“It makes me sad that wearing a mask has become associated with fear,” Price Chopper shopper Yvonne Carter said.
An article on a right-leaning website, repeating, then recently correcting a claim from a neurosurgeon that mask risks, “vary from headaches, to increased airway resistance, carbon dioxide accumulation, to hypoxia,” which could make people pass out.
“I know that to be completely false. How would any medical people ever work if it caused hypoxia?” Kansas City resident Julie McBride questioned.
But hypoxia hype has taken hold in numerous countries. So, KCTV5 News checked with an infectious disease specialist at the KU Health System. He says the theory that masks mean a dangerous imbalance of oxygen and carbon dioxide doesn’t hold up in reality.
“Whether you're wearing a cotton mask or even a surgical mask, you have the outlet on the sides of the mask,” Dr. Hawkinson with KU Health System said.
The logical next question is then wouldn’t viruses get out too? Not like you’d think, he says.
“The gas molecules that you breathe in and breathe out, are 10,000 times smaller than any virus,” Dr. Hawkinson said.
He says, sure, masks aren’t 100% effective.

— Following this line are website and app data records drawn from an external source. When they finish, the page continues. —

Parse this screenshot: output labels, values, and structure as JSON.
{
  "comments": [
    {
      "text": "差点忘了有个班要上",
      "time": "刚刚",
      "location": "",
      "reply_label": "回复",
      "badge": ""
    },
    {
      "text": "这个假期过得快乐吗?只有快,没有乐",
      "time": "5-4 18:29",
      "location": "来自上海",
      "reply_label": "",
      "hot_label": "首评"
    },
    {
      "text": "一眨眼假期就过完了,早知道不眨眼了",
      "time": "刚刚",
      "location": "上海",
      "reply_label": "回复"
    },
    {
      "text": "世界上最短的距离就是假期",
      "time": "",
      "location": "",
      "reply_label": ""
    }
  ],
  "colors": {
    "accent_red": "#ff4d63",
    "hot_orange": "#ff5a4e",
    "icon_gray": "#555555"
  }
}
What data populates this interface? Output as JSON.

That’s why distancing and hand washing are important.
“A lot of people don’t like wearing them because they feel like they get to hot and they can’t breathe in them. But it’s better to deal with it temporarily than being on a ventilator. Talking about not breathing,” Kansas City resident Sparkle Brown said.
Dr. Hawkinson says medical staff who wear tight-fitting masks for hours on end do get headaches, but they still wear them because the good outweighs a headache.

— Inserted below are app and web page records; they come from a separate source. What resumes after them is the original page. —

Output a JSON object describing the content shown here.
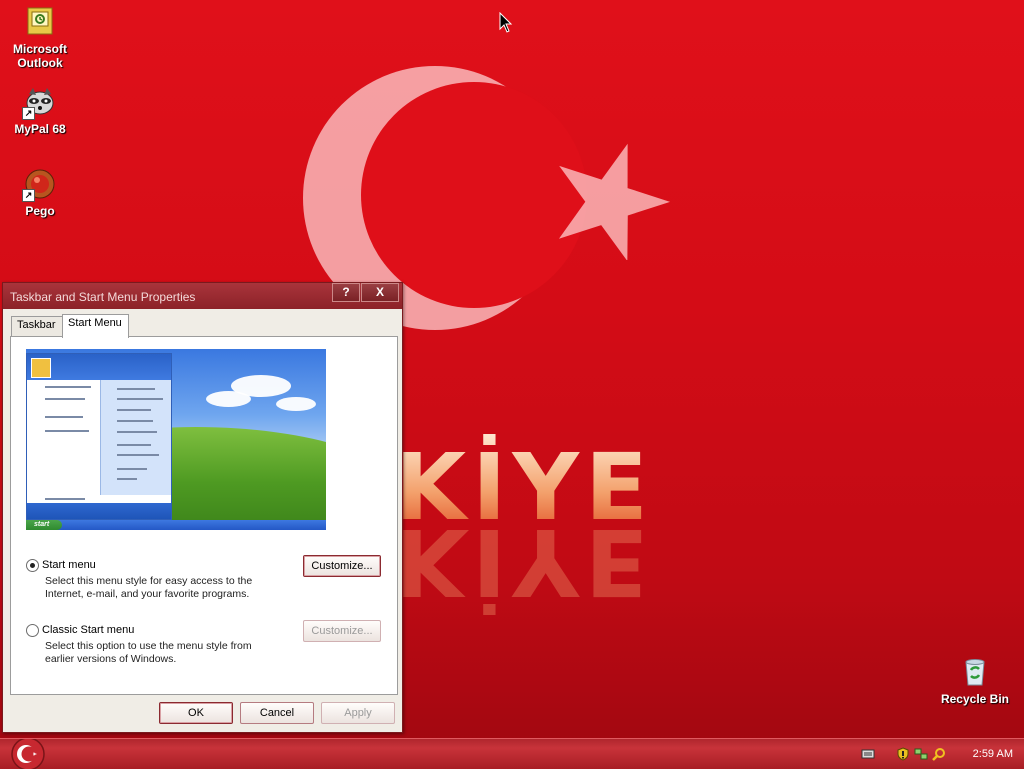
{
  "desktop": {
    "wallpaper_text": "RKİYE",
    "icons": [
      {
        "label": "Microsoft Outlook",
        "icon": "outlook-icon"
      },
      {
        "label": "MyPal 68",
        "icon": "mypal-raccoon-icon"
      },
      {
        "label": "Pego",
        "icon": "pego-icon"
      },
      {
        "label": "Recycle Bin",
        "icon": "recycle-bin-icon"
      }
    ]
  },
  "dialog": {
    "title": "Taskbar and Start Menu Properties",
    "help_label": "?",
    "close_label": "X",
    "tabs": [
      {
        "label": "Taskbar",
        "active": false
      },
      {
        "label": "Start Menu",
        "active": true
      }
    ],
    "preview": {
      "start_label": "start"
    },
    "options": [
      {
        "label": "Start menu",
        "description": "Select this menu style for easy access to the Internet, e-mail, and your favorite programs.",
        "selected": true,
        "customize_label": "Customize..."
      },
      {
        "label": "Classic Start menu",
        "description": "Select this option to use the menu style from earlier versions of Windows.",
        "selected": false,
        "customize_label": "Customize..."
      }
    ],
    "buttons": {
      "ok": "OK",
      "cancel": "Cancel",
      "apply": "Apply"
    }
  },
  "taskbar": {
    "clock": "2:59 AM",
    "tray_icons": [
      "keyboard-icon",
      "security-shield-icon",
      "network-icon",
      "search-icon"
    ]
  },
  "colors": {
    "wallpaper_red": "#d40c16",
    "taskbar_red": "#b0262d",
    "titlebar_red": "#9b2b31"
  }
}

He also acknowledges one exception on the oxygen flow issue. People with lung conditions like COPD.
“That is even going to be a small proportion of people with COPD, or other lung type diseases,” Dr. Hawkinson said.
Of course, the key anti-mask argument, from a high-profile protest in Michigan to social media sparring, is individual freedom. But Hawkinson says the mask is less to protect you than others.

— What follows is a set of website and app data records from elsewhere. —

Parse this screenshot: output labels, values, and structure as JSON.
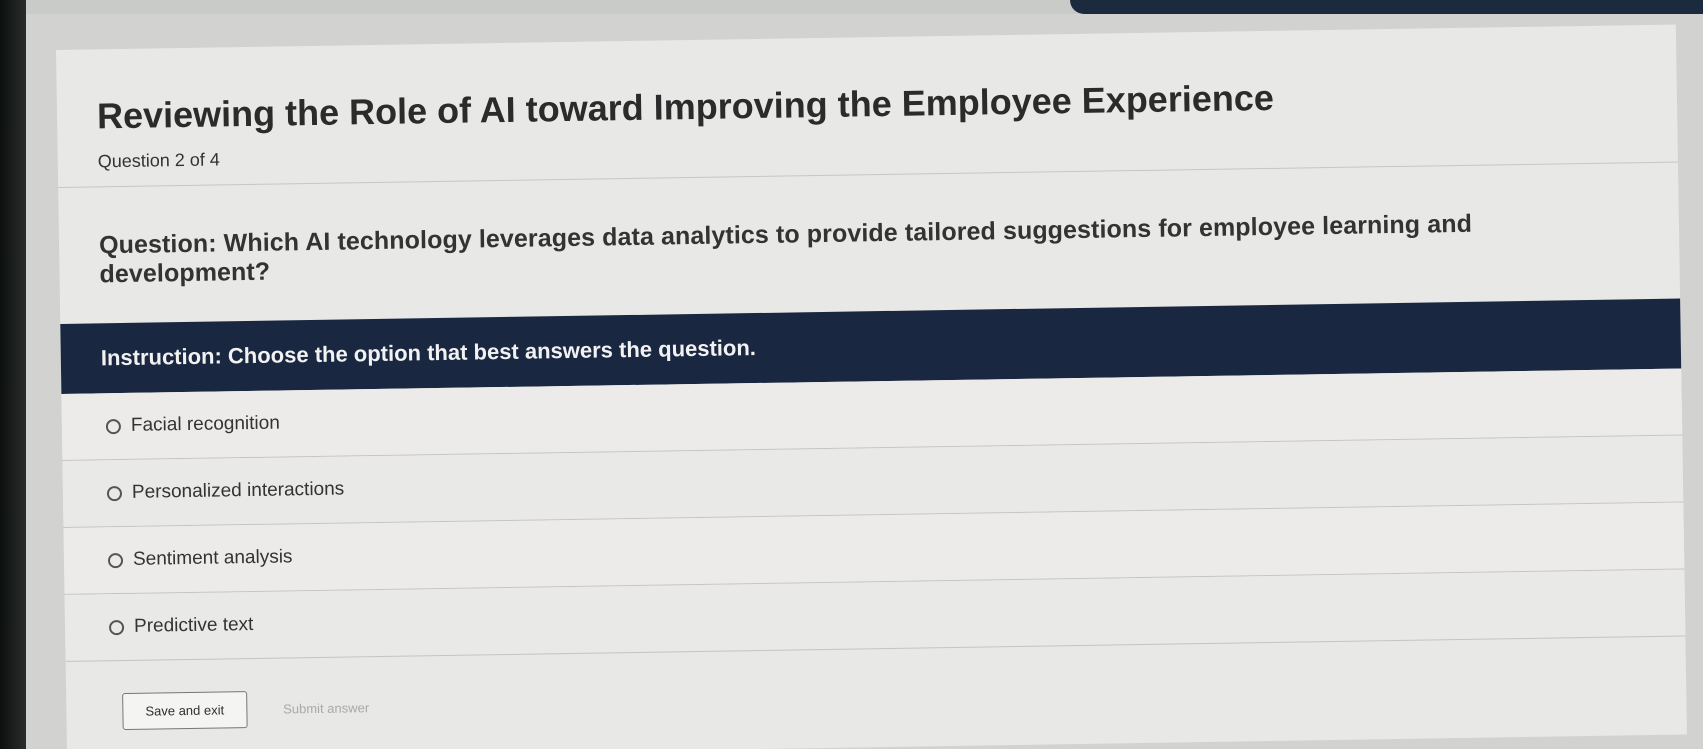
{
  "page": {
    "title": "Reviewing the Role of AI toward Improving the Employee Experience",
    "progress": "Question 2 of 4"
  },
  "question": {
    "text": "Question: Which AI technology leverages data analytics to provide tailored suggestions for employee learning and development?",
    "instruction": "Instruction: Choose the option that best answers the question."
  },
  "options": [
    {
      "label": "Facial recognition",
      "selected": false
    },
    {
      "label": "Personalized interactions",
      "selected": false
    },
    {
      "label": "Sentiment analysis",
      "selected": false
    },
    {
      "label": "Predictive text",
      "selected": false
    }
  ],
  "footer": {
    "save_label": "Save and exit",
    "submit_label": "Submit answer",
    "submit_enabled": false
  },
  "colors": {
    "instruction_bg": "#1a2740",
    "page_bg": "#e8e8e6",
    "text": "#333333"
  }
}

And the, “I’m not sick,” argument only held until it became clear the virus can be spread without symptoms.
“I think unfortunately in a global pandemic “you do you” does not necessarily work. It’s more of let’s do us. And let’s protect one another,” Kansas City resident Yvonne Carter said.
The KU Health System recently went to a policy of “universal masking,” having all staff, even those without patient contact, wear masks.
To increase supply for those folks, they are asking for donations of homemade cloth masks.
Universal masking at The University of Kansas Health System is creating a need for homemade masks. While surgical masks are worn by employees who work with patients, other employees are now required to wear a cloth mask while at work.
The health system is accepting donations at two locations. The Richard and Annette Bloch Cancer Pavilion (2650 Shawnee Mission pkwy, Westwood Kansas 66205 7am-7pm) and Prairie Point Quilt and Fabric shop in Lenexa (12116 West 95th Street Lenexa KS 66215, during store hours).
Donated masks should be laundered and from a smoke free environment. The masks will help keep patients, visitors and employees safe… following CDC guidelines to wear a mask when leaving your home.